My weight would be 60kg

I would be about 15.2 LBS on the moon, I know this because the gravity on the moon is 1.6 m/s^2 and that is about 6.1 times less than the gravity on earth. So I just divided my weight by 6.1.

I think that my weight would be 833 because what I did was take my weight in kilometers and multiplied that by 9.8 newtons and that is how I got my answer.

i weigh 49 kg at sea level and 42 kg on the mountain. my mom helped and we used the formula weight=massxmass / r2

I would weigh 68 N if I was on a mountain that was 420,000 m high.

Jeff’s mass is150 lbs. or 68 kg

Weight at sea level is 68 kg x 9.81 N/kg = 667 newtons

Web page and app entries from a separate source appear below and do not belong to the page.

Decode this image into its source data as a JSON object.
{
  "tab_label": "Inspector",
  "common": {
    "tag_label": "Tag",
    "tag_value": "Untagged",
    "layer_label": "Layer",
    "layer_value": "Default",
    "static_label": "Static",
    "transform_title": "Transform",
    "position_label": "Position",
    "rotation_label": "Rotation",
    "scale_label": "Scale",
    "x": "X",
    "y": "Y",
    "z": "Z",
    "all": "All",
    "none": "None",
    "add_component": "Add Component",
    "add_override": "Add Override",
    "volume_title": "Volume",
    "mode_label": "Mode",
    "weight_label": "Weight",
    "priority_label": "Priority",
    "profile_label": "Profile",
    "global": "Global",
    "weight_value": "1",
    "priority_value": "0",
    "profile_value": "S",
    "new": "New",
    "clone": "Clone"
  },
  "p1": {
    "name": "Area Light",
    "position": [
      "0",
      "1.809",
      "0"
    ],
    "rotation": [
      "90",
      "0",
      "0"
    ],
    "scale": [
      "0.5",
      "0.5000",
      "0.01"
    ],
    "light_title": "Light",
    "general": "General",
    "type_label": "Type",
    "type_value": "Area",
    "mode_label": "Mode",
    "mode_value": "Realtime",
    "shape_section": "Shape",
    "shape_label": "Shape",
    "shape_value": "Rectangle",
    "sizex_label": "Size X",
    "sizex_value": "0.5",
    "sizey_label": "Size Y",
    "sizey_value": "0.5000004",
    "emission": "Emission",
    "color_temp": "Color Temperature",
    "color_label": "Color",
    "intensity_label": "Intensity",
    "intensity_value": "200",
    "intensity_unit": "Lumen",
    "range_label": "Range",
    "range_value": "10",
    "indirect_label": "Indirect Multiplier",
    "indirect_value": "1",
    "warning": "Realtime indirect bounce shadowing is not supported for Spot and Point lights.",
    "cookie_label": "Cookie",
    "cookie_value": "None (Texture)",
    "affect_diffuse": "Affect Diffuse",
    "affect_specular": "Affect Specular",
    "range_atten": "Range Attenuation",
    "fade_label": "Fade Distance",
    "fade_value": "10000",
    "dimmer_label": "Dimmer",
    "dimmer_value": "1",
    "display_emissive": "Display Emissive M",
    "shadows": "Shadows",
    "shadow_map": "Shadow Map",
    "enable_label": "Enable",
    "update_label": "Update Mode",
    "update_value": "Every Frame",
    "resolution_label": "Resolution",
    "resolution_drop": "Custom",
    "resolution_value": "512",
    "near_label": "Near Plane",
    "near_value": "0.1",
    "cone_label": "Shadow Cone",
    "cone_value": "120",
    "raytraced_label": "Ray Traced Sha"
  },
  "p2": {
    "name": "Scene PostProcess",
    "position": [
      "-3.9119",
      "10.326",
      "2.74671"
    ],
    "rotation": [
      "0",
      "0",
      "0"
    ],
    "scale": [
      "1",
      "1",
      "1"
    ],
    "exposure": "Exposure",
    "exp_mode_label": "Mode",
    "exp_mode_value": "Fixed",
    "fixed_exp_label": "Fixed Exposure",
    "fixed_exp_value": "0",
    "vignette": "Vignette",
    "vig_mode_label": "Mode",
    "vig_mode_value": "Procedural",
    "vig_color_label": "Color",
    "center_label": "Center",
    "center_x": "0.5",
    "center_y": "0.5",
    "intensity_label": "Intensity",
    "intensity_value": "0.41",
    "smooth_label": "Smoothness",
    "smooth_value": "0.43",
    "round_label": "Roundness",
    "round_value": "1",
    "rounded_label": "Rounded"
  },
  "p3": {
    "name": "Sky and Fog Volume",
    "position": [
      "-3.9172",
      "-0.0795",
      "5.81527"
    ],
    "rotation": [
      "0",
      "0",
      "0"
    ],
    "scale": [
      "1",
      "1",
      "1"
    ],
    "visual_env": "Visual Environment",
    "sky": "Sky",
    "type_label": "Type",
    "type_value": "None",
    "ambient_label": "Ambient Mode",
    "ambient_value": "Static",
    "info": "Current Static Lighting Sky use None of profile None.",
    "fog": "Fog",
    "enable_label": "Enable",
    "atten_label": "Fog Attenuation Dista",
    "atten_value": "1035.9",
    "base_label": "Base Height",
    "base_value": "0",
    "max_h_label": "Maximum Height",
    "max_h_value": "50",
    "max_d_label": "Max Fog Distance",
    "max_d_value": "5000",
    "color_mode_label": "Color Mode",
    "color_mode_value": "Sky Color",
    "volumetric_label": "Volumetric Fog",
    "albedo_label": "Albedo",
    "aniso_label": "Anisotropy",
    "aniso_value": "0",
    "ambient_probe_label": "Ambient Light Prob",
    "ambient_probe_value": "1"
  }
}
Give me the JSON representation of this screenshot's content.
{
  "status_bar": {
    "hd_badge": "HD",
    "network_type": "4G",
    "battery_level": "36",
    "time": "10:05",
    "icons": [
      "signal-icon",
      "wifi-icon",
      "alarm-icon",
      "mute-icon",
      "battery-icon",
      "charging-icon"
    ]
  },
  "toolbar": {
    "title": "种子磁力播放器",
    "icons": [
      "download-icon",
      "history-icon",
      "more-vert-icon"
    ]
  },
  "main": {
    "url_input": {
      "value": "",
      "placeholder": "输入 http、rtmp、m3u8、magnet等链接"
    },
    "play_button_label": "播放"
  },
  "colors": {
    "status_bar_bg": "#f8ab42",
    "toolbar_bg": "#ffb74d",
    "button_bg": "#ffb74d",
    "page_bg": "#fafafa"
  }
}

According to Newton’s Law of Universal Gravitation,

Force (weight) = G x (mass1 x mass 2) ÷ distance^2

G is the gravitational constant. G = 6.673 x 10^-11 N x (m/kg)^2

mass1 = Jeff’s mass = 68 kg

mass 2 = Earth’s mass = 5.972 x 10^-24 kg

distance = the distance to Earth’s center from the top of the mountain

The mountain is 420,000 m. Earth’s radius is 6,371,000 m.

distance = 6,271,000 m + 420,000 m = 6,691,000 m.

Plug in all the values, and Jeff’s weight on top of Mt. Jeff is about 593 N (or 133 pounds) or 74 N less than he weighed on Earth. He is far from “weightless.”

I would weigh about 6 kg using the formula I think. I weigh 120 lbs, feel free to check my math O.o

According to Newton’s law of gravitation I would weigh about 9.109 Newtons because the center of the earth is where you would be heaviest because of the gravitational pull so I start at the bottom of the mountain where I weigh 55kg and by the time I get to the top which is now 3605500m from the core of earth I would weigh about 9.109N (I don’t know if that’s right but its my best guess)

My weight on top of the mountain will be 54N

My weight on top of a mountain. Will be 20n

I believe you will weigh more there because of the decrease in gravitational pull as you move away from the center of the earth.